→ To do
Copy the records below exactly as they are written.

→ Recorded data
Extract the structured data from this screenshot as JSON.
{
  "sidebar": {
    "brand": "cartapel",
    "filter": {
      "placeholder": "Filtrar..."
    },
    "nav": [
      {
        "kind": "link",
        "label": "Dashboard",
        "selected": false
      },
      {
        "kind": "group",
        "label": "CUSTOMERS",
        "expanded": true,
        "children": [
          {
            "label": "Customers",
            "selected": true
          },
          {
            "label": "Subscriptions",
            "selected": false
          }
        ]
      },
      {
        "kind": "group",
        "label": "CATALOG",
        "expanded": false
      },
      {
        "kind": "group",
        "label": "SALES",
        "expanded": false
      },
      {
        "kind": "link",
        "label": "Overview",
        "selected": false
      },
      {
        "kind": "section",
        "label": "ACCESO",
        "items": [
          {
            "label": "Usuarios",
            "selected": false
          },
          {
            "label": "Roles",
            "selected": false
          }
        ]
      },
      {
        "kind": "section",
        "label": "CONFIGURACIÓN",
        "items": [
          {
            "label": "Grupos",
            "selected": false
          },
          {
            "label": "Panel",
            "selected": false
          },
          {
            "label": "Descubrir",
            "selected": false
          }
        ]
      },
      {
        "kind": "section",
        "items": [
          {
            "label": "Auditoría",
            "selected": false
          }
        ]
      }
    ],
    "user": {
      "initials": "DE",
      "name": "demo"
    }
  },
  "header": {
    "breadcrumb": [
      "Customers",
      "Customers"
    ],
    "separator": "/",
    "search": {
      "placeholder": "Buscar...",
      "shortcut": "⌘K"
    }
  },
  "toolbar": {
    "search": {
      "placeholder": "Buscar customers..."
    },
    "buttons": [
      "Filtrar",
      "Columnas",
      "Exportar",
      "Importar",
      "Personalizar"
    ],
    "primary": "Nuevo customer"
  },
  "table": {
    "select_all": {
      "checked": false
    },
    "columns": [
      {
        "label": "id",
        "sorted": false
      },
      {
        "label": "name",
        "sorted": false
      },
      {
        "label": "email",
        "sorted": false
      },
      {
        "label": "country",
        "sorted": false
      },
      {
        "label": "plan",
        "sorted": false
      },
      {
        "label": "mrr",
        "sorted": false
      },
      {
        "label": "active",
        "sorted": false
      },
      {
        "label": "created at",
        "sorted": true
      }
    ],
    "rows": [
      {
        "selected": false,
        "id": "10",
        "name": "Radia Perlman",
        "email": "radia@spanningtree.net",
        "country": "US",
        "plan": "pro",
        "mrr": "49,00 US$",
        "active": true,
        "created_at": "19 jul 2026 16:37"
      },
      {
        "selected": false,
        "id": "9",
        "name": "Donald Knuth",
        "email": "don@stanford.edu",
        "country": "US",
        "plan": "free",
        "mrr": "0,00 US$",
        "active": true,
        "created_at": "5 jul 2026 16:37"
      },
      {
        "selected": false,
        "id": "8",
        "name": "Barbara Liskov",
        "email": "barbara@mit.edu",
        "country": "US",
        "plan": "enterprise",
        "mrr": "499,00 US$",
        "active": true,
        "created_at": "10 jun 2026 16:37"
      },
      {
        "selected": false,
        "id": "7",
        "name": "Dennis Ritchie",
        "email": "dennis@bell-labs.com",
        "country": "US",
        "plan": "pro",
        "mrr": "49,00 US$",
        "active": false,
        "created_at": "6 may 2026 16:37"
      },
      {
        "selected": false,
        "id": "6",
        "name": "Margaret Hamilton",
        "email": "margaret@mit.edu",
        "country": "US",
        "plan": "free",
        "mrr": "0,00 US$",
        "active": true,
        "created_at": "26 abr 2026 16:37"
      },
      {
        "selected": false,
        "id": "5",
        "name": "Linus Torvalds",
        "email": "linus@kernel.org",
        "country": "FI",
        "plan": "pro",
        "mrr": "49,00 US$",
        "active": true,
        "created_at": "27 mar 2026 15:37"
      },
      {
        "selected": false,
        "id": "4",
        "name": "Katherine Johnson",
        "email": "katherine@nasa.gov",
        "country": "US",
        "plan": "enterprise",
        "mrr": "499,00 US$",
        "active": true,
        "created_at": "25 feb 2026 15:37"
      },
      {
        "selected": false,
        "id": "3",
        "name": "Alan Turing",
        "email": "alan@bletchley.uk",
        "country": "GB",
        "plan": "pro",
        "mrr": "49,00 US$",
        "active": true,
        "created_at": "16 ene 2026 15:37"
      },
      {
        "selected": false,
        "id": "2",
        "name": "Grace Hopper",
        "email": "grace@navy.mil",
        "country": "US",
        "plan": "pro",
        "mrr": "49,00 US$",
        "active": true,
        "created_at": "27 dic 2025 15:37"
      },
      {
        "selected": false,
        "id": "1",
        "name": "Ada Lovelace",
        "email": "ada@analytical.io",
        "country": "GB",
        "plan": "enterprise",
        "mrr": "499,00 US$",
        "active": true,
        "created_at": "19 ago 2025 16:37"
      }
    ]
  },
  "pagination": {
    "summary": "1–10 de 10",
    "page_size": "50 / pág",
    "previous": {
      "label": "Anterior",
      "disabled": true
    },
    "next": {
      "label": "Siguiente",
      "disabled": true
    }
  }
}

→ Exercise answer
Extract the structured data from this screenshot as JSON.
{
  "sidebar": {
    "brand": "cartapel",
    "filter": {
      "placeholder": "Filtrar..."
    },
    "nav": [
      {
        "kind": "link",
        "label": "Dashboard",
        "selected": false
      },
      {
        "kind": "group",
        "label": "CUSTOMERS",
        "expanded": true,
        "children": [
          {
            "label": "Customers",
            "selected": true
          },
          {
            "label": "Subscriptions",
            "selected": false
          }
        ]
      },
      {
        "kind": "group",
        "label": "CATALOG",
        "expanded": false
      },
      {
        "kind": "group",
        "label": "SALES",
        "expanded": false
      },
      {
        "kind": "link",
        "label": "Overview",
        "selected": false
      },
      {
        "kind": "section",
        "label": "ACCESO",
        "items": [
          {
            "label": "Usuarios",
            "selected": false
          },
          {
            "label": "Roles",
            "selected": false
          }
        ]
      },
      {
        "kind": "section",
        "label": "CONFIGURACIÓN",
        "items": [
          {
            "label": "Grupos",
            "selected": false
          },
          {
            "label": "Panel",
            "selected": false
          },
          {
            "label": "Descubrir",
            "selected": false
          }
        ]
      },
      {
        "kind": "section",
        "items": [
          {
            "label": "Auditoría",
            "selected": false
          }
        ]
      }
    ],
    "user": {
      "initials": "DE",
      "name": "demo"
    }
  },
  "header": {
    "breadcrumb": [
      "Customers",
      "Customers"
    ],
    "separator": "/",
    "search": {
      "placeholder": "Buscar...",
      "shortcut": "⌘K"
    }
  },
  "toolbar": {
    "search": {
      "placeholder": "Buscar customers..."
    },
    "buttons": [
      "Filtrar",
      "Columnas",
      "Exportar",
      "Importar",
      "Personalizar"
    ],
    "primary": "Nuevo customer"
  },
  "table": {
    "select_all": {
      "checked": false
    },
    "columns": [
      {
        "label": "id",
        "sorted": false
      },
      {
        "label": "name",
        "sorted": false
      },
      {
        "label": "email",
        "sorted": false
      },
      {
        "label": "country",
        "sorted": false
      },
      {
        "label": "plan",
        "sorted": false
      },
      {
        "label": "mrr",
        "sorted": false
      },
      {
        "label": "active",
        "sorted": false
      },
      {
        "label": "created at",
        "sorted": true
      }
    ],
    "rows": [
      {
        "selected": false,
        "id": "10",
        "name": "Radia Perlman",
        "email": "radia@spanningtree.net",
        "country": "US",
        "plan": "pro",
        "mrr": "49,00 US$",
        "active": true,
        "created_at": "19 jul 2026 16:37"
      },
      {
        "selected": false,
        "id": "9",
        "name": "Donald Knuth",
        "email": "don@stanford.edu",
        "country": "US",
        "plan": "free",
        "mrr": "0,00 US$",
        "active": true,
        "created_at": "5 jul 2026 16:37"
      },
      {
        "selected": false,
        "id": "8",
        "name": "Barbara Liskov",
        "email": "barbara@mit.edu",
        "country": "US",
        "plan": "enterprise",
        "mrr": "499,00 US$",
        "active": true,
        "created_at": "10 jun 2026 16:37"
      },
      {
        "selected": false,
        "id": "7",
        "name": "Dennis Ritchie",
        "email": "dennis@bell-labs.com",
        "country": "US",
        "plan": "pro",
        "mrr": "49,00 US$",
        "active": false,
        "created_at": "6 may 2026 16:37"
      },
      {
        "selected": false,
        "id": "6",
        "name": "Margaret Hamilton",
        "email": "margaret@mit.edu",
        "country": "US",
        "plan": "free",
        "mrr": "0,00 US$",
        "active": true,
        "created_at": "26 abr 2026 16:37"
      },
      {
        "selected": false,
        "id": "5",
        "name": "Linus Torvalds",
        "email": "linus@kernel.org",
        "country": "FI",
        "plan": "pro",
        "mrr": "49,00 US$",
        "active": true,
        "created_at": "27 mar 2026 15:37"
      },
      {
        "selected": false,
        "id": "4",
        "name": "Katherine Johnson",
        "email": "katherine@nasa.gov",
        "country": "US",
        "plan": "enterprise",
        "mrr": "499,00 US$",
        "active": true,
        "created_at": "25 feb 2026 15:37"
      },
      {
        "selected": false,
        "id": "3",
        "name": "Alan Turing",
        "email": "alan@bletchley.uk",
        "country": "GB",
        "plan": "pro",
        "mrr": "49,00 US$",
        "active": true,
        "created_at": "16 ene 2026 15:37"
      },
      {
        "selected": false,
        "id": "2",
        "name": "Grace Hopper",
        "email": "grace@navy.mil",
        "country": "US",
        "plan": "pro",
        "mrr": "49,00 US$",
        "active": true,
        "created_at": "27 dic 2025 15:37"
      },
      {
        "selected": false,
        "id": "1",
        "name": "Ada Lovelace",
        "email": "ada@analytical.io",
        "country": "GB",
        "plan": "enterprise",
        "mrr": "499,00 US$",
        "active": true,
        "created_at": "19 ago 2025 16:37"
      }
    ]
  },
  "pagination": {
    "summary": "1–10 de 10",
    "page_size": "50 / pág",
    "previous": {
      "label": "Anterior",
      "disabled": true
    },
    "next": {
      "label": "Siguiente",
      "disabled": true
    }
  }
}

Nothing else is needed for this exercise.